From here, it’s a ferry, express boat and bus to Knutholmen, Kalvag, a worthy spot to spend the night or a few days.
Waking up to the sounds of Kalvag fishing village is sheer bliss. Here, life flows with daylight. Roomy accommodations overlook the pristine inlet, backed by hills outlined by hiking trails. For more privacy, luxury sea houses are available for rent. Charming narrow streets are fringed by old wharf houses and sea houses that are architecturally stunning.
Local maritime is a theme that permeates village life, as the North Sea fills out west. Fishing enthusiasts can fill their boots, as the waters are sustainably loaded with sea life. This was once the production post for cod liver oil and salt herring in a large fishery. Hike up the surrounding hills, along well-maintained tracks, for panoramic views across the region’s hamlets and waters.
After gallivanting, Knutholmen Restaurant is the finest place to eat. A lunchtime Fiskesuppe fish soup is thick, creamy and luxurious on the palate. Evening meals are celebrated occasions, with sumptuous fresh fish, seafood and local game paired with wine and Norwegian beer, on the scenic waterfront.
White sandy beaches and crystalline waters lie just an hour away. Grotlesanden Beach is a secluded haven. A few homes pepper the foothills of surrounding mountains, nestled amid pristine dazzling shores and shallow waters, where kayaking and paddling are a must.
Glaciers crown several mountains in the Nordfjord. In summer, these create waterfalls, rivers, and mountain lakes. When it’s not snowing, there are green grasslands, berries, fruit and running glacial water.
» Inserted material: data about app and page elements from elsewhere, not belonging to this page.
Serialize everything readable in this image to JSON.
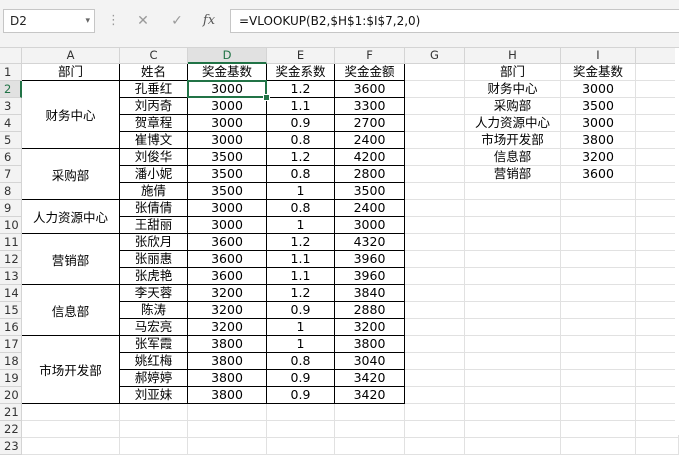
{
  "name_box": "D2",
  "formula": "=VLOOKUP(B2,$H$1:$I$7,2,0)",
  "icons": {
    "cancel": "✕",
    "confirm": "✓",
    "fx": "fx",
    "dropdown": "▾",
    "grip": "⋮"
  },
  "accent_color": "#217346",
  "columns": [
    "A",
    "C",
    "D",
    "E",
    "F",
    "G",
    "H",
    "I"
  ],
  "selected_column": "D",
  "rows": [
    "1",
    "2",
    "3",
    "4",
    "5",
    "6",
    "7",
    "8",
    "9",
    "10",
    "11",
    "12",
    "13",
    "14",
    "15",
    "16",
    "17",
    "18",
    "19",
    "20",
    "21",
    "22",
    "23"
  ],
  "selected_row": "2",
  "headers": [
    "部门",
    "姓名",
    "奖金基数",
    "奖金系数",
    "奖金金额"
  ],
  "departments": [
    "财务中心",
    "采购部",
    "人力资源中心",
    "营销部",
    "信息部",
    "市场开发部"
  ],
  "records": [
    [
      "孔垂红",
      "3000",
      "1.2",
      "3600"
    ],
    [
      "刘丙奇",
      "3000",
      "1.1",
      "3300"
    ],
    [
      "贺章程",
      "3000",
      "0.9",
      "2700"
    ],
    [
      "崔博文",
      "3000",
      "0.8",
      "2400"
    ],
    [
      "刘俊华",
      "3500",
      "1.2",
      "4200"
    ],
    [
      "潘小妮",
      "3500",
      "0.8",
      "2800"
    ],
    [
      "施倩",
      "3500",
      "1",
      "3500"
    ],
    [
      "张倩倩",
      "3000",
      "0.8",
      "2400"
    ],
    [
      "王甜丽",
      "3000",
      "1",
      "3000"
    ],
    [
      "张欣月",
      "3600",
      "1.2",
      "4320"
    ],
    [
      "张丽惠",
      "3600",
      "1.1",
      "3960"
    ],
    [
      "张虎艳",
      "3600",
      "1.1",
      "3960"
    ],
    [
      "李天蓉",
      "3200",
      "1.2",
      "3840"
    ],
    [
      "陈涛",
      "3200",
      "0.9",
      "2880"
    ],
    [
      "马宏亮",
      "3200",
      "1",
      "3200"
    ],
    [
      "张军霞",
      "3800",
      "1",
      "3800"
    ],
    [
      "姚红梅",
      "3800",
      "0.8",
      "3040"
    ],
    [
      "郝婷婷",
      "3800",
      "0.9",
      "3420"
    ],
    [
      "刘亚妹",
      "3800",
      "0.9",
      "3420"
    ]
  ],
  "lookup_headers": [
    "部门",
    "奖金基数"
  ],
  "lookup": [
    [
      "财务中心",
      "3000"
    ],
    [
      "采购部",
      "3500"
    ],
    [
      "人力资源中心",
      "3000"
    ],
    [
      "市场开发部",
      "3800"
    ],
    [
      "信息部",
      "3200"
    ],
    [
      "营销部",
      "3600"
    ]
  ]
}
In the inner Nordfjord, one of the most prominent glaciers is Jostedalsbreen. Troll cars take visitors up-close for guided glacier hikes. Boat safaris venture in front of the glacier in the epic and dramatic untamed nature of Lodalen Valley. Salmon fishing, surfing and fjord horse riding are some of the other activities.
The Loen Skylift is a breath-taking aerial tramway that ascends Mount Hoven. From 1,011m above sea level, the Via Ferrata welcomes serious adventurers, and there are hiking trails for all abilities. To take a skywalk is to fully appreciate the crisp mountain air and hair-raising backdrop of crests and drops, where every turn offers picture-postcard photos. The glass-fronted suspended Hoven Restaurant is a luxurious highlight. Gourmet dishes of locally sourced ingredients come with soaring views across glaciers, mountains and navy-blue fjords.
One of the most scenic drives in the world begins at Loen, along the Gaularfjellet route, one of 18 National Tourist Routes. Majestic scenes unfold, as the winding road meanders through steep mountainsides, hugging spectacular coastlines and bays.
Balestrand is a worthy finale. Arriving at the historic family-run Kviknes Hotel, positioned on the waterfront, the scene resembles a painting. The still misty waters of Sognefjord make for an ethereal scene. The Elysian vision evolves with the hours, maturing through salmon sunrises, bright blues and dusky pink sunsets, making it a dream rumination spot.
Thrill junkies find their element on-board the RIB speedboat fjord tours, splicing into the waters, for a fjord-level view of encircling lofty peaks and hidden waterfalls. Balestrand offers a heritage walk, which is best completed at Ciderhuset. After a detailed history of the cider-making process, a homemade meal offers the best accompaniment to some delicious cider-tasting.
Norway’s fjords offer true escapism. In winter, they wow visitors with the greatest gift of all — the dancing siren of the night skies, known the world over as aurora borealis. To witness green and pink floating flares, illuminating the wilderness, in a land of water, wind and wildlife, is a travel memory of a lifetime.